[Opening Excerpted data section]
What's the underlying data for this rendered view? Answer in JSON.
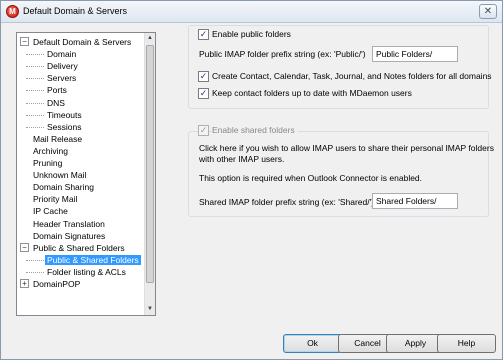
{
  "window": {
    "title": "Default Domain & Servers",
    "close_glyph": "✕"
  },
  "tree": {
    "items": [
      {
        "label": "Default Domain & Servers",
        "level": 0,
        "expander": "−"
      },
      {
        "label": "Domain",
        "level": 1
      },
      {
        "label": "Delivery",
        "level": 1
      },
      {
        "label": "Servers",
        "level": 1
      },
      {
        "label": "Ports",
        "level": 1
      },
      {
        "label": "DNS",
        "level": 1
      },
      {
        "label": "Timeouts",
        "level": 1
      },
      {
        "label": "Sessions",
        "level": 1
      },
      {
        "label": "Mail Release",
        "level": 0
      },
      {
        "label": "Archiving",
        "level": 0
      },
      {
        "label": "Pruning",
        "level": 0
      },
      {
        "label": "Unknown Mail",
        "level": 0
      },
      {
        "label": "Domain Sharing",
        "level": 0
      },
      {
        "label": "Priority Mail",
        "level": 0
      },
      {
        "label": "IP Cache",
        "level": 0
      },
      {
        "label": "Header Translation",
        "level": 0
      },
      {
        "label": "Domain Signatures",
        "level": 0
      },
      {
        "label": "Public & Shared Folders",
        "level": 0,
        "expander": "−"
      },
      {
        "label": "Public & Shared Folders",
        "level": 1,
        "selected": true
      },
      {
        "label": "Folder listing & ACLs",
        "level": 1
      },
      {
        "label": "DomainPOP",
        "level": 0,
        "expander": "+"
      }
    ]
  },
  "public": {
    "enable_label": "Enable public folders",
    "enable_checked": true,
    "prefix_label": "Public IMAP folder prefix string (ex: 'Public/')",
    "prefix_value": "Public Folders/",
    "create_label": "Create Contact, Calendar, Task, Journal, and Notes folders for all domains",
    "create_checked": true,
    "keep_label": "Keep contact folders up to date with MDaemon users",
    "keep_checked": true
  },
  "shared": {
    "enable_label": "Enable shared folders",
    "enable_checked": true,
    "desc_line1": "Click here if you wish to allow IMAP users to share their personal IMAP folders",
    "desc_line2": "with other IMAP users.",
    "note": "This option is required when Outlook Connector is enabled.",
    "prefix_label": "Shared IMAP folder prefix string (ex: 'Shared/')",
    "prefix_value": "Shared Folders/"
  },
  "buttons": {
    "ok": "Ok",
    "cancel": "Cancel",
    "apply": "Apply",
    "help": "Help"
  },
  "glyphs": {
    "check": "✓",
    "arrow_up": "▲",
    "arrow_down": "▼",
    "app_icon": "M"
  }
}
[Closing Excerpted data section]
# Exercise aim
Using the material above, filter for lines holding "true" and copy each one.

# Exercise result
        "selected": true
    "enable_checked": true,
    "create_checked": true,
    "keep_checked": true
    "enable_checked": true,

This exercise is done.